After the Clippers fell to the the Mavericks by 51 points last Sunday, they immediately rebounded in their following two games, beating both the Timberwolves and Trail Blazers by 23 points.
A couple of days ago, the reigning Eastern Conference champs were destroyed by the Bucks, 144-97; however, the Heat impressively bounced back last night to knock off Giannis Antetokounmpo’s team by 11 points.
Not as well known but relevant to this train of thought, the Warriors began this season getting dropkicked by the Nets and Bucks by a combined 65 points, but now Stephen Curry is riding a two-game winning streak.
So as far as the Pelicans’ ugly 111-86 loss to the Suns on Tuesday...who cares?
There’s a fair amount of evidence supporting the notion that teams are more than capable of quickly bouncing back from some serious lopsided losses, but New Orleans appears to have another thing in their favor: tonight’s opponent is the Thunder, a team that was dismantled and most of their best parts shipped elsewhere during the offseason.
Don’t get me wrong, OKC has shown magnificent effort through three games under new head coach Mark Daigneault. Shai Gilgeous-Alexander is putting up a fantastic line of 23.3 points, 5.7 rebounds, 7.7 assists and 1.7 threes per game, and who wouldn’t want Luguentz Dort on their favorite team?
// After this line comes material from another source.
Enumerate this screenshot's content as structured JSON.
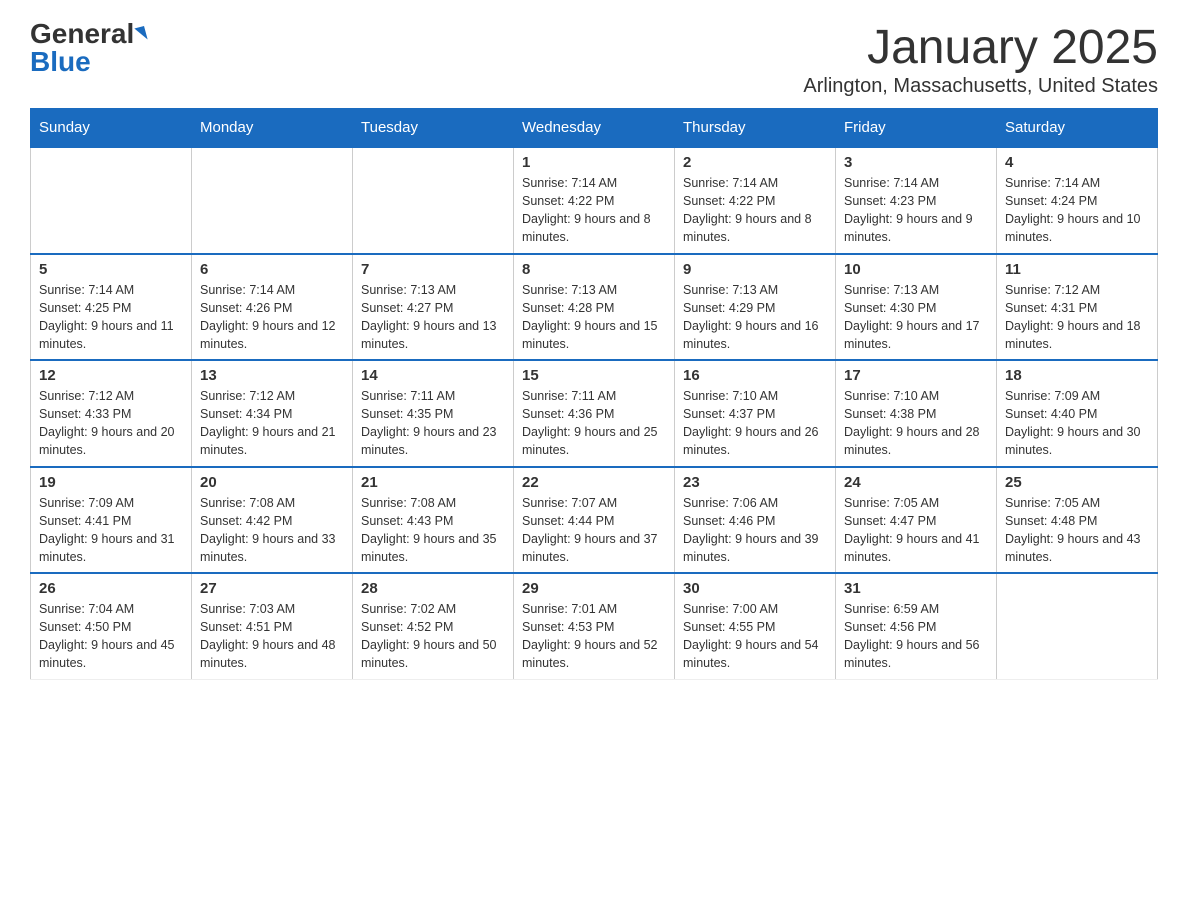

The Thunder came within a bucket of sitting with a 2-1 record if not for a 110-109 loss to the Jazz, but the facts say Chris Paul, Dennis Schroder, Danilo Gallinari and Steven Adams are gone. The new starting lineup consisting of Shai, George Hill, Dort, Darius Bazley and Al Horford isn’t exactly screaming playoff contender.
While it’s true that during the first several weeks or so of every new season all teams are more inspired to perform well as a collective whole, the higher talent level of New Orleans should rise to the top. The Pelicans boast two legitimate All-Star candidates in Brandon Ingram and Zion Williamson, plus at least on paper, they have a stronger supporting case in the regular rotation — yes, I’m accounting for Nicolo Melli and Jaxson Hayes — than the Thunder do around Shai and Dort.
The questions on minds right now though, can New Orleans bring the effort and defensive prowess largely witnessed in the first three games to OKC, and perhaps, show greater efficiency shooting the basketball away from the rim?
When writing this preview, I had just finished watching the Hornets beat the Mavericks by 19 points. Miles Bridges and LaMelo Ball looked like locks for the 2022 All Star Game. Seemingly anything can happen currently any given night in the NBA. Why can’t JJ Redick and Eric Bledsoe, who are much better players than they’ve shown to date, break out of their offensive slumps?
The Thunder haven’t shown a particularly effective on either offense or defense. They don’t push the ball in transition, haven’t been knocking the three-ball at a good rate nor getting enough to the free throw line.
They’re beatable, sorry Kenrich Williams.
If New Orleans handles its business, they should find themselves back over .500.
Who: New Orleans Pelicans (2-2) at OKC Thunder (1-2)
When: December 31, 7:00 p.m. Central
Where to watch: FSNO
Where to listen: ESPN 100.3 FM